Probably the big coup of this book is in the last chapter entitled Arthur Miller’s Missing Chapter. Although Miller’s political sympathies are well recorded elsewhere, what Wald is able to reveal in this book and for the first time is that Miller had an alter-ego or at least a writing pseudonym – Matt Wayne, a pro-communist critic and activist.

Circumstantial evidence is overwhelming that Matt Wayne was, indeed, Arthur Miller. Following a request that I turn off my tape recorder and not take notes, I was advised of this identity by two former Communists…..editors of the New Masses during the 1940s.

Wald explores why it was that such effort seems to have been expended on keeping this alias so covert:

What is lamentable is that the pains of liberal commentators to protect Miller from being stereotyped as a onetime Communist fellow traveller achieve results parallel to the efforts of those who might depict Miller as an apologist for totalitarianism.
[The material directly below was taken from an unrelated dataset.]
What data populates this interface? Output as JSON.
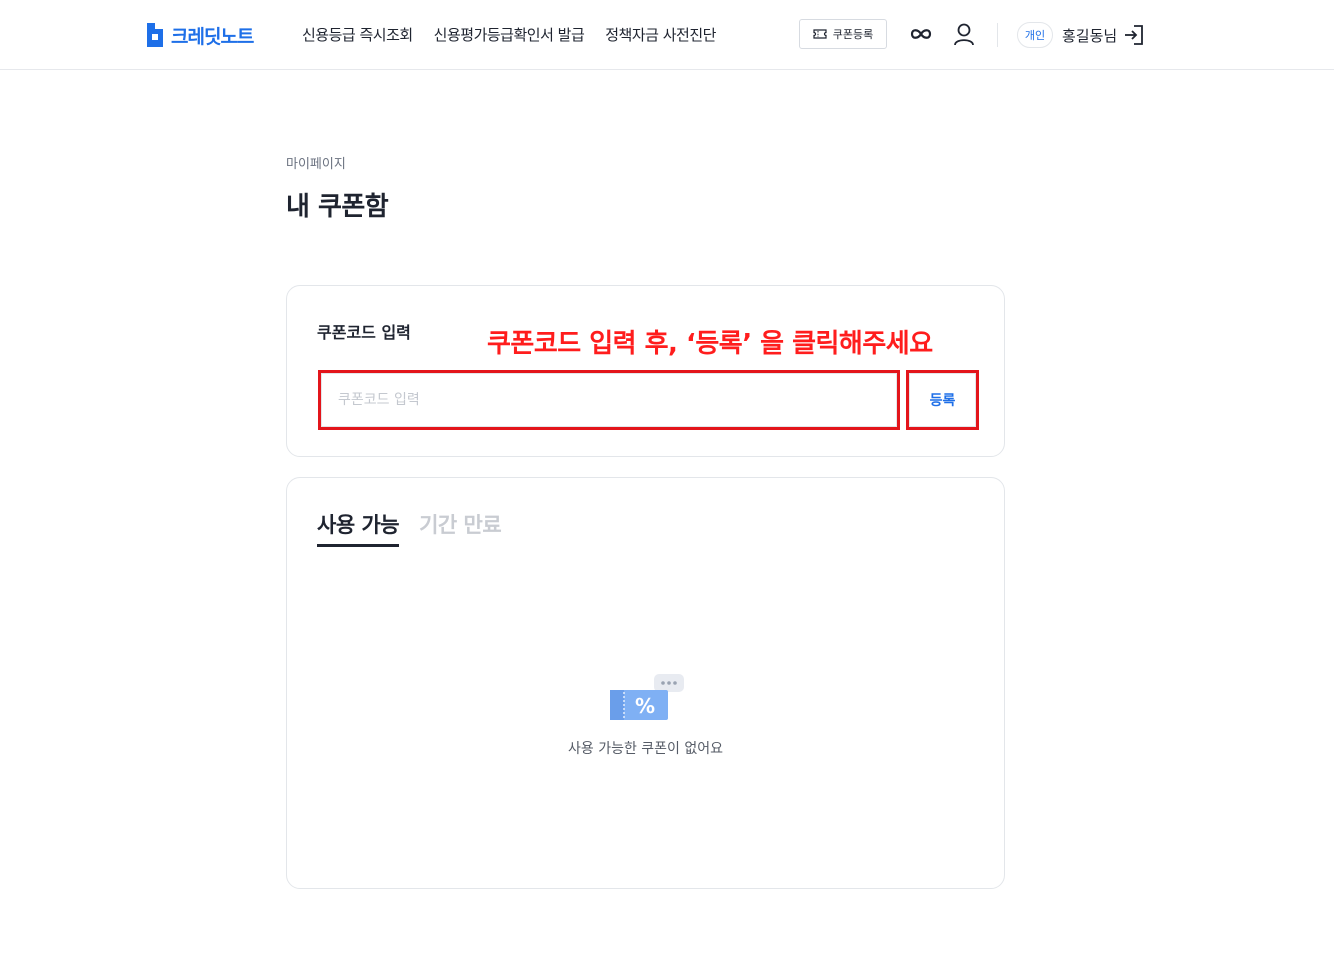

Both interpretations deny the acquisition of the wisdom Miller gained as he abandoned a pro-Soviet orientation and embraced the independent radicalism with which he infused culture in the United States during the second half of his life.

 

This piece of original research  isn’t, I’m glad to say, allowed to overpower the balance of the book and Weld maintains his reasoned, informed and steady tone of enquiry from beginning to end. As a revelation this is one of the more low key examples of the art of the journalistic scoop but I suspect in the hands of some others it would have been raised to an artificial peak of dramatic tension that such a revelation probably doesn’t deserve.

Like the study by Alan Sinfield reviewed elsewhere on this site, this is another example of a book with a meticulous and indispensable bibliography and reference list for you to explore. I think you’d have to have  extraordinary self-control not to keep putting this book down in order to hunt for some of the titles he’s introduced here.
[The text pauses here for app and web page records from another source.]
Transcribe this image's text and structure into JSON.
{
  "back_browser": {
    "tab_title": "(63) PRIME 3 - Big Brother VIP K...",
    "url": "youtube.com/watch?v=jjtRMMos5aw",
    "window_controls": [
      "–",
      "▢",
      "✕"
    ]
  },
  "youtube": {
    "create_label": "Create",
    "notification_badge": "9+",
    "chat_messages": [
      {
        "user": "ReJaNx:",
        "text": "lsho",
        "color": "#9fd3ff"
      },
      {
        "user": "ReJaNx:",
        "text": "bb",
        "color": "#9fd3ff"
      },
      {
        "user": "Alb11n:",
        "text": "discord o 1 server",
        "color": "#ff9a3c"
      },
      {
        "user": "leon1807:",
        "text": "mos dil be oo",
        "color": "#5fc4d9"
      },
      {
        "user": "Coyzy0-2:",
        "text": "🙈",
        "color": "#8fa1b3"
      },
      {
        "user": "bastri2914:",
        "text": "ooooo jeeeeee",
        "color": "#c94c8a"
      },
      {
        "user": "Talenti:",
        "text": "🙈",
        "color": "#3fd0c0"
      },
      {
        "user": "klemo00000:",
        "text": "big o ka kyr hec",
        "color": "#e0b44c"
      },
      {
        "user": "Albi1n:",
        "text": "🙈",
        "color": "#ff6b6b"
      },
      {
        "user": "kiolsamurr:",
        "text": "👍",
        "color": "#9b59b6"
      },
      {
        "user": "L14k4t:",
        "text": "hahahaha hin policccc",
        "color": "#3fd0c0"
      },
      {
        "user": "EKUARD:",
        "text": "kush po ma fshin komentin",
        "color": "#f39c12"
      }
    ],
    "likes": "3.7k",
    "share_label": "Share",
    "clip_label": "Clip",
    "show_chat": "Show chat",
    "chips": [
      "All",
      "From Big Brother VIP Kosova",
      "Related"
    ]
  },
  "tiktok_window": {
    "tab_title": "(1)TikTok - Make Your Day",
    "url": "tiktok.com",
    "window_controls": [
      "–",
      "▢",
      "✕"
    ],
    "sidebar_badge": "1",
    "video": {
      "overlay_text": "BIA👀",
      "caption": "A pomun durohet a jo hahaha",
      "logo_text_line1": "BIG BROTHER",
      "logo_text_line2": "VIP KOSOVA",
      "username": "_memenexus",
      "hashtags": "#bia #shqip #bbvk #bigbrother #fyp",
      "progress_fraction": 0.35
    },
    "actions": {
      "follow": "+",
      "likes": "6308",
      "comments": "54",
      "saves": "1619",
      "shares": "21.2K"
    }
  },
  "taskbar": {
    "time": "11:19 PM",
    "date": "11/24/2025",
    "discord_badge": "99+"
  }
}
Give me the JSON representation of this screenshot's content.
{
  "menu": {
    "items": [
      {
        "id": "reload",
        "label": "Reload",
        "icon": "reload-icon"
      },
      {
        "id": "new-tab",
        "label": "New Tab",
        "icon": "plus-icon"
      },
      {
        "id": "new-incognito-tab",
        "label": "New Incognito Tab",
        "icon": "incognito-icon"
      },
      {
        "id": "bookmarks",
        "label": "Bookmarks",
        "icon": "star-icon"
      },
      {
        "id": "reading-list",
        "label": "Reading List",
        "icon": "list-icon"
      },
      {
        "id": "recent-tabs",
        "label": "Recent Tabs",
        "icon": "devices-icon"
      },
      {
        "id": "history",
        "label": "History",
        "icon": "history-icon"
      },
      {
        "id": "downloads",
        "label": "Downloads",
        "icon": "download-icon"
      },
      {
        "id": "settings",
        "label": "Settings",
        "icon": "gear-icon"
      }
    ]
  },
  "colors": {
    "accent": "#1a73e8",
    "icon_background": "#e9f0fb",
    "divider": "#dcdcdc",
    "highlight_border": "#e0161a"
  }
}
I must also say that the book jacket has an unbelievably cool photograph of Alvah Bessie during his time with the Lincoln Brigade in Spain – that alone makes the book worth having in my opinion. Copies can be found for very sensible prices below £10 on various internet sites and I think you’ll find that this is a good investment.

 

Terry Potter

April 2017